### Assignment
Lines in the listing below containing the string "icon" are to be identified and copied.

### Records supplied
============
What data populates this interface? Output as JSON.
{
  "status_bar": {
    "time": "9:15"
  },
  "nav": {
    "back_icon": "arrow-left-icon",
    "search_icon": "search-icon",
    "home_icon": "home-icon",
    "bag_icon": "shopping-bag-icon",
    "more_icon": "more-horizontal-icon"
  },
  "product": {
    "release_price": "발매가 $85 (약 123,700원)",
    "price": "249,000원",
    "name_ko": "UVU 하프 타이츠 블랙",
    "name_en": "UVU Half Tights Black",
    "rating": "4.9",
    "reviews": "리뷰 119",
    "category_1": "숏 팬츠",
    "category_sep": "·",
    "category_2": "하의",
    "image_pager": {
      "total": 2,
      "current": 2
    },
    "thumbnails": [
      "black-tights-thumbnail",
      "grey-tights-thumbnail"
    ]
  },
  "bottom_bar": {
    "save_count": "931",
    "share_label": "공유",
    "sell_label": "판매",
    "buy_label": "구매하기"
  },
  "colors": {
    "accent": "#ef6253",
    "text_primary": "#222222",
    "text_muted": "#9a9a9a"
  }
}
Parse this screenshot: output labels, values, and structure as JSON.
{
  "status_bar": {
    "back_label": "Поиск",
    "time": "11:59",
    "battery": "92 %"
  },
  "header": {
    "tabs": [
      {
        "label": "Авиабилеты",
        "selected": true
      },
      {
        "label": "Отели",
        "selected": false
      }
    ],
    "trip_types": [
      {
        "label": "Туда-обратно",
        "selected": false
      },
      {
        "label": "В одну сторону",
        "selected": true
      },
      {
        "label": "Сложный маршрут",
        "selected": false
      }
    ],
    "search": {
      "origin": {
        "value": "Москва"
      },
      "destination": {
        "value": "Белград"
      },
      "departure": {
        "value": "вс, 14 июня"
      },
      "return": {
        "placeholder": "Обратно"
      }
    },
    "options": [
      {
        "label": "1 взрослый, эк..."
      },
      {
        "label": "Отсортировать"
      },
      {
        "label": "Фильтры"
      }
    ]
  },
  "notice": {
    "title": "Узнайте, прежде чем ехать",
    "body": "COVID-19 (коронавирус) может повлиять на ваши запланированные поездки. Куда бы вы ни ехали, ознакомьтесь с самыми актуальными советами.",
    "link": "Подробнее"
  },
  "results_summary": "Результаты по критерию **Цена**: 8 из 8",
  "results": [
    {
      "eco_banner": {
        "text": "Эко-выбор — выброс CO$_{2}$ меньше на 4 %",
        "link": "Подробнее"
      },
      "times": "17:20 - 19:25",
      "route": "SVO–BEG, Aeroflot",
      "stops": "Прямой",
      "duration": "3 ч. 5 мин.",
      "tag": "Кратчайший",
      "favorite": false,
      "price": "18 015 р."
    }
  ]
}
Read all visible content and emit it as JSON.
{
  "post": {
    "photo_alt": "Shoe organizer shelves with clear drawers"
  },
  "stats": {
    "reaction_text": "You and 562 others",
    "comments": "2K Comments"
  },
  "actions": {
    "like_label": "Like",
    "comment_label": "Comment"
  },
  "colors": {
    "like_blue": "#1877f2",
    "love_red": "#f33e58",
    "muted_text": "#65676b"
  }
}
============
### Result below
    "back_icon": "arrow-left-icon",
    "search_icon": "search-icon",
    "home_icon": "home-icon",
    "bag_icon": "shopping-bag-icon",
    "more_icon": "more-horizontal-icon"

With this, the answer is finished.